We then set off towards the northwest corner of Bali, to Pemuteran. We passed by lots of cloves drying on the roadside and you could really smell them in the air. Along the way we stopped at some hot springs.
They were quite neat with 3 different pools, each with water cascading from spouts at different heights. Hot springs at 35 degrees weren’t terribly alluring so I joined the other shade seekers and got a bottle of iced tea. I kept an eye on belongings and took photos while the others went in.
We arrived at our hotel in Pemuteran and after checking in, had a quick lunch. Shortly after that, we were down at the beach, ready to go snorkeling. The offshore coral reefs had been destroyed by warm El Niņo waters and dynamite fishing. The reefs have now started re-growing, but you can still see lots of empty patches. Several of the local dive shops piloted a program where they run low current electric pulses through the coral.

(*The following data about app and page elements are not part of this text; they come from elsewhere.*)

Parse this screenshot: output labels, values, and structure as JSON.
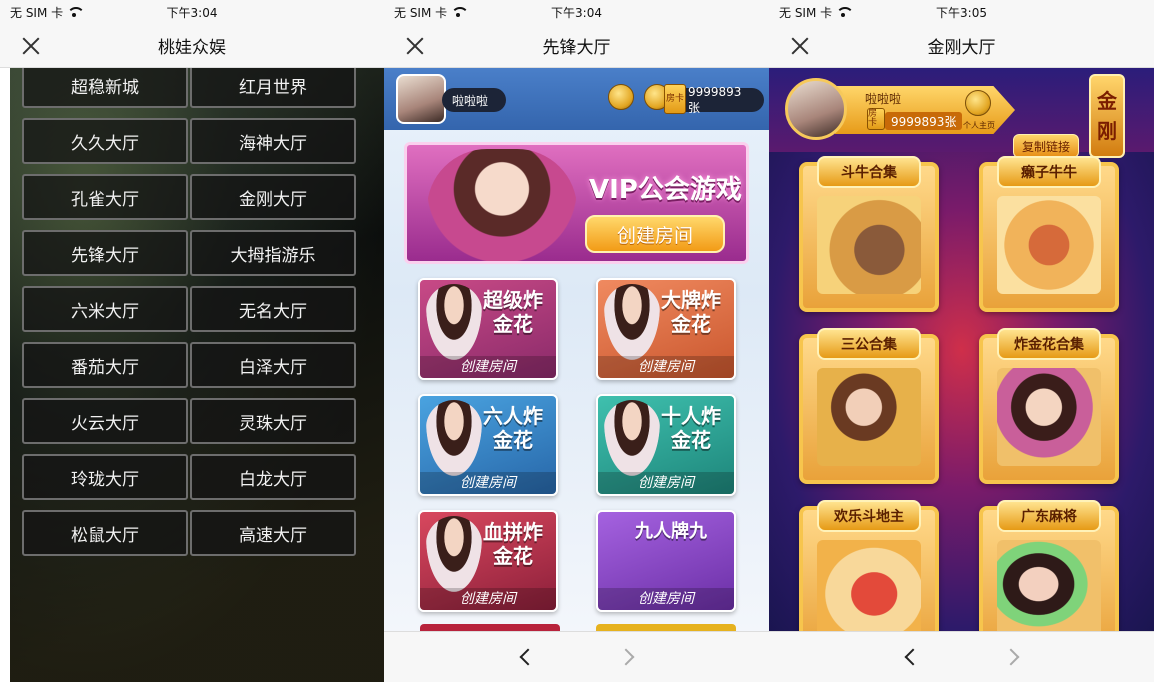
{
  "screens": [
    {
      "status": {
        "carrier": "无 SIM 卡",
        "time": "下午3:04"
      },
      "title": "桃娃众娱",
      "halls": [
        "超稳新城",
        "红月世界",
        "久久大厅",
        "海神大厅",
        "孔雀大厅",
        "金刚大厅",
        "先锋大厅",
        "大拇指游乐",
        "六米大厅",
        "无名大厅",
        "番茄大厅",
        "白泽大厅",
        "火云大厅",
        "灵珠大厅",
        "玲珑大厅",
        "白龙大厅",
        "松鼠大厅",
        "高速大厅"
      ]
    },
    {
      "status": {
        "carrier": "无 SIM 卡",
        "time": "下午3:04"
      },
      "title": "先锋大厅",
      "user": {
        "name": "啦啦啦",
        "cards": "9999893张",
        "card_icon": "房卡"
      },
      "vip": {
        "title": "VIP公会游戏",
        "button": "创建房间"
      },
      "games": [
        {
          "name": "超级炸金花",
          "create": "创建房间"
        },
        {
          "name": "大牌炸金花",
          "create": "创建房间"
        },
        {
          "name": "六人炸金花",
          "create": "创建房间"
        },
        {
          "name": "十人炸金花",
          "create": "创建房间"
        },
        {
          "name": "血拼炸金花",
          "create": "创建房间"
        },
        {
          "name": "九人牌九",
          "create": "创建房间"
        }
      ]
    },
    {
      "status": {
        "carrier": "无 SIM 卡",
        "time": "下午3:05"
      },
      "title": "金刚大厅",
      "user": {
        "name": "啦啦啦",
        "cards": "9999893张",
        "card_icon": "房卡",
        "profile_label": "个人主页"
      },
      "copy_link": "复制链接",
      "badge": [
        "金",
        "刚"
      ],
      "games": [
        "斗牛合集",
        "癞子牛牛",
        "三公合集",
        "炸金花合集",
        "欢乐斗地主",
        "广东麻将"
      ]
    }
  ]
}
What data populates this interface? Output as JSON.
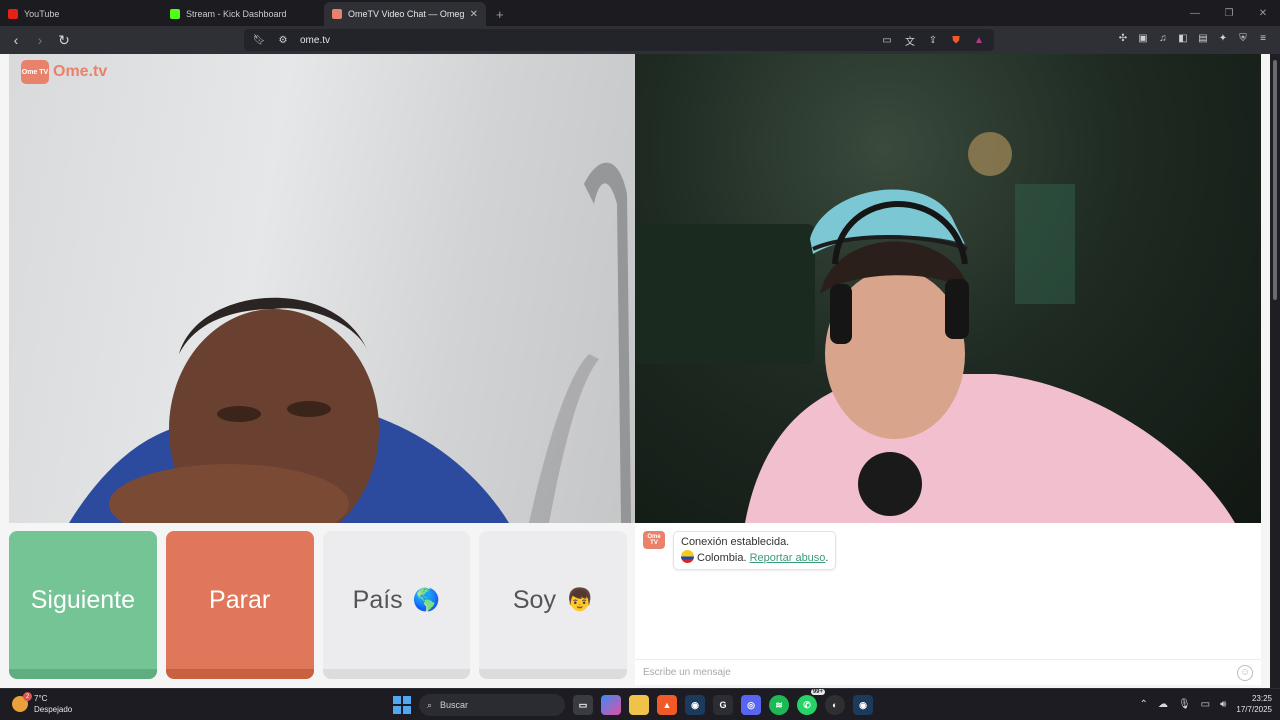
{
  "browser": {
    "tabs": [
      {
        "title": "YouTube",
        "favicon_color": "#e62117"
      },
      {
        "title": "Stream - Kick Dashboard",
        "favicon_color": "#53fc18"
      },
      {
        "title": "OmeTV Video Chat — Omegl",
        "favicon_color": "#e9826a",
        "active": true
      }
    ],
    "new_tab": "+",
    "url": "ome.tv",
    "shields_badge": "2"
  },
  "logo": {
    "tv_label": "Ome TV",
    "text": "Ome.tv"
  },
  "actions": {
    "next_label": "Siguiente",
    "stop_label": "Parar",
    "country_label": "País",
    "country_emoji": "🌎",
    "gender_label": "Soy",
    "gender_emoji": "👦"
  },
  "chat": {
    "avatar_label": "Ome TV",
    "status": "Conexión establecida.",
    "country": "Colombia.",
    "report_label": "Reportar abuso",
    "report_suffix": ".",
    "input_placeholder": "Escribe un mensaje"
  },
  "taskbar": {
    "weather_temp": "7°C",
    "weather_desc": "Despejado",
    "weather_badge": "2",
    "search_placeholder": "Buscar",
    "whatsapp_count": "99+",
    "time": "23:25",
    "date": "17/7/2025"
  },
  "colors": {
    "next": "#74c495",
    "stop": "#e0765a",
    "brand": "#e9826a",
    "link": "#3e9b77"
  }
}
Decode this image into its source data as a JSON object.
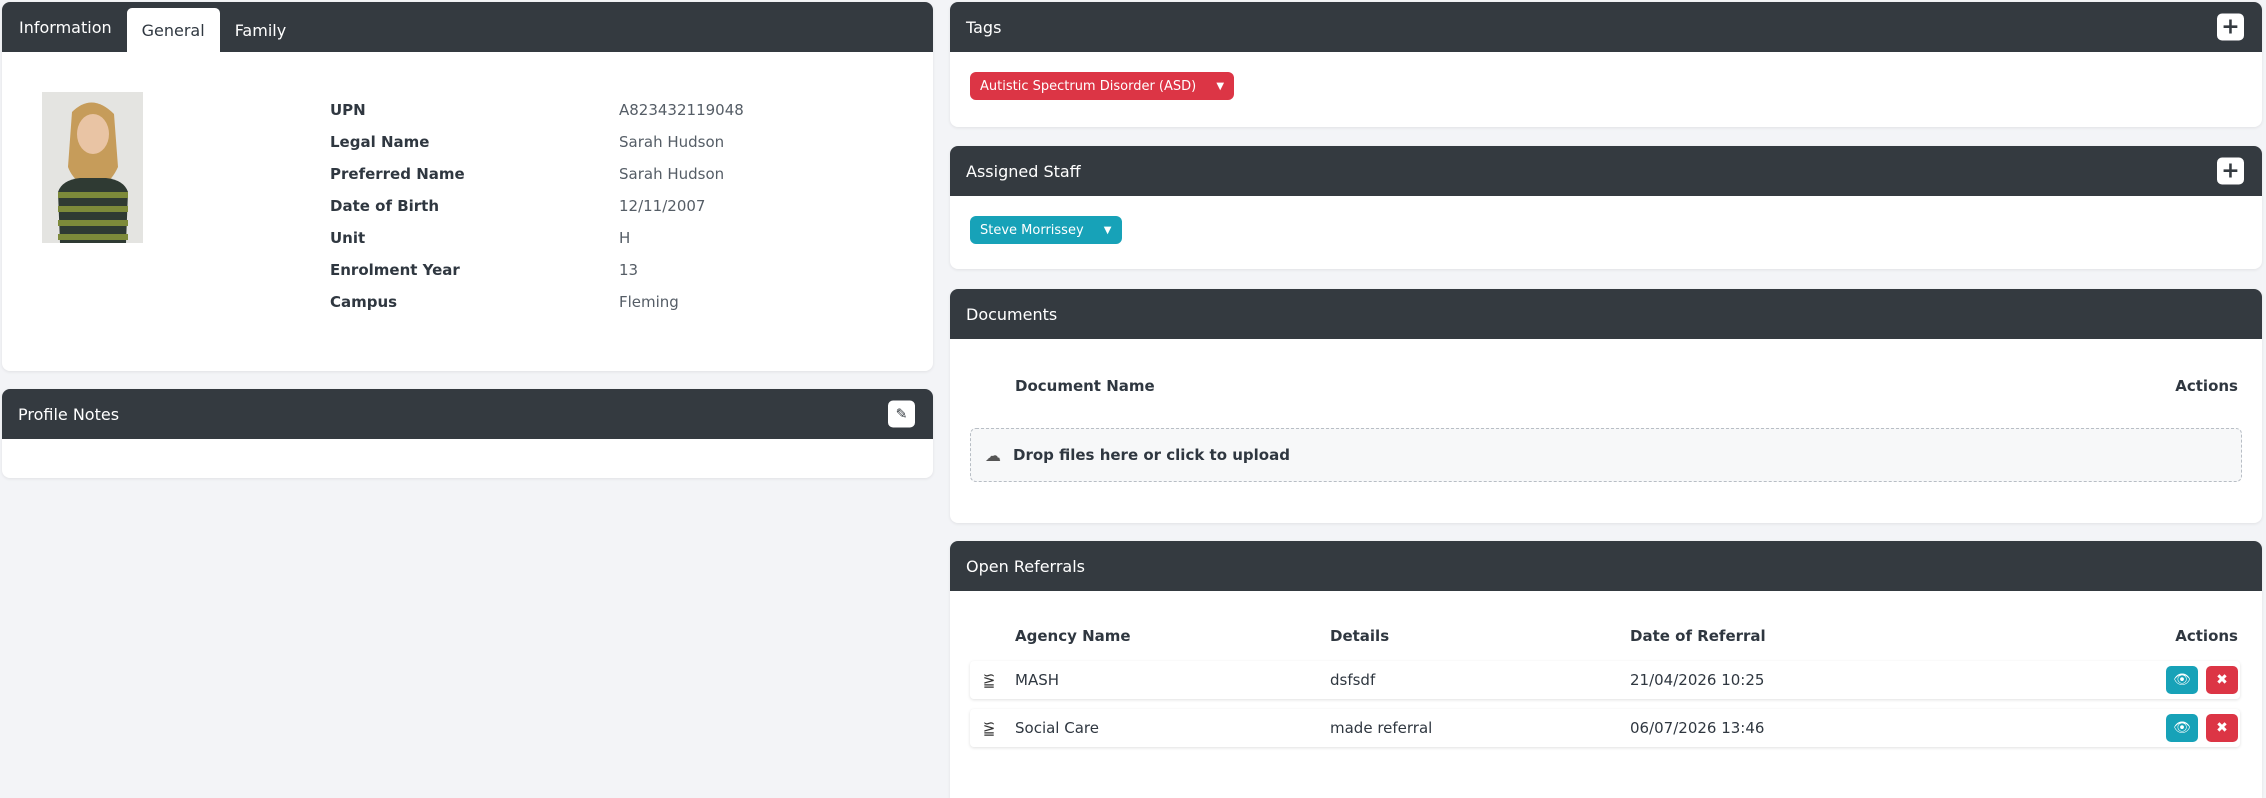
{
  "info": {
    "tabs": [
      "Information",
      "General",
      "Family"
    ],
    "fields": [
      {
        "label": "UPN",
        "value": "A823432119048"
      },
      {
        "label": "Legal Name",
        "value": "Sarah Hudson"
      },
      {
        "label": "Preferred Name",
        "value": "Sarah Hudson"
      },
      {
        "label": "Date of Birth",
        "value": "12/11/2007"
      },
      {
        "label": "Unit",
        "value": "H"
      },
      {
        "label": "Enrolment Year",
        "value": "13"
      },
      {
        "label": "Campus",
        "value": "Fleming"
      }
    ]
  },
  "notes": {
    "title": "Profile Notes"
  },
  "tags": {
    "title": "Tags",
    "items": [
      "Autistic Spectrum Disorder (ASD)"
    ]
  },
  "staff": {
    "title": "Assigned Staff",
    "items": [
      "Steve Morrissey"
    ]
  },
  "documents": {
    "title": "Documents",
    "col_name": "Document Name",
    "col_actions": "Actions",
    "dropzone": "Drop files here or click to upload"
  },
  "referrals": {
    "title": "Open Referrals",
    "cols": [
      "Agency Name",
      "Details",
      "Date of Referral",
      "Actions"
    ],
    "rows": [
      {
        "agency": "MASH",
        "details": "dsfsdf",
        "date": "21/04/2026 10:25"
      },
      {
        "agency": "Social Care",
        "details": "made referral",
        "date": "06/07/2026 13:46"
      }
    ]
  },
  "colors": {
    "header": "#343a40",
    "danger": "#dc3545",
    "info": "#17a2b8"
  }
}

This has helped it to re-grow 4-5 times faster than if left alone. We headed out and were soon spotting colourful fish and corals. I particularly liked the Picasso triggerfish, the Moorish idol, and any bright blue and yellow fish. There were so many different fish and we felt like we were swimming in an aquarium! We snorkeled for an hour and a half or so before the sun started to set and it got too dark.
We woke up and had an early breakfast with excellent fresh juice. By 8:15 we were down at the Reef Seen dive shop, ready to go out to Menjangan island for the day.
The snorkeling was supposed to be great and we were heading out for a day trip. The boat ride to the island took about one hour – we were able to sit out front for the first bit since it was quite calm, but once it got choppy we had to move inside or be soaked.
We arrived at our first spot and got into the water off the back of the boat. There were 7 of us plus our guide who was mostly there to make sure we all stayed together and got back on the right boat. We were only in a few metres of water so you could see right to the bottom without diving down. The corals were spectacular and much more impressive than in Pemuteran. There were lots of different types, sizes and colours with fish darting in and around them. The fish were also incredible with more variety. We swam for just under an hour, drifting, until our boat met back up with us.
We moved to a new spot and before heading back in we had nasi campur for lunch - white rice with an assortment of sides.
Unfortunately, it was too spicy for me to enjoy so I only ate a bit, plus some bananas to tide me over. We went back in the water, this time out a bit deeper. We were higher above the corals than we had been before, so it was good to be able to dive down to see them better. I was much too buoyant in the saltier water and could dive down and return to the surface feet first – right back the way I had dove in! I had borrowed a weight belt which had a 1 kg weight on it and that helped a lot. This time we were snorkeling along the reef where the reef top dropped off into a wall. This meant that we got to see some of the larger fish that like the deeper waters as well as the little ones. We even got to see brown clownfish playing in an anemone! Every once in a while we could see scuba divers or their bubbles coming up from the wall below.
The snorkeling was fantastic and we were so glad to have gone out for the day.
We were back in Pemuteran by 3 pm and Nalini and Shankar met us at the beach. They aren’t strong swimmers so wanted to go out with us and brought their lifejackets with them. They rented one snorkel set to share and Nalini went out with Anoop first. Anoop took her around to some of the shallower areas and she got to see quite a few fish and corals. Afterwards, Shankar decided to try it out so Anoop took him out for a bit as well.
For dinner we decided to try a different restaurant than the one where we were staying so we set off down the road to check out some menus.
We found one that looked good and settled in for some tasty fish. For dessert, we thought we would try the banana splits. It started out well – they went to a tree a few metres away and picked 4 bananas right off the tree. That was the best part because when they brought it out, they had cut the banana into 4 and put the slices on a plate. In the middle of the 4 slices, they had put ice cream that was like the stuff found in the cheap cups with the wooden stick back home. Definitely not delicious! The banana was tasty though and we had a good chuckle.
We set off to a nearby coffee plantation to try the famous local luwak coffee. Luwak coffee comes from the luwak animal which eats the pulp from the coffee bean, but doesn't chew the bean. The beans ferment in its stomach for 24 hours before being left as droppings. The droppings are collected, washed and cleaned, and then roasted. It is very expensive – 100g was going for $25! We got to see the animals, coffee trees and beans in their various stages. We enjoyed our walk through their garden and Anoop tried climbing their bamboo ladder. It was amazing to see how tall the ladders were. We sat on the terrace and they ordered 2 cups of coffee. Since I am not a fan of black coffee, I opted out, but Anoop tried it and said it was quite smooth.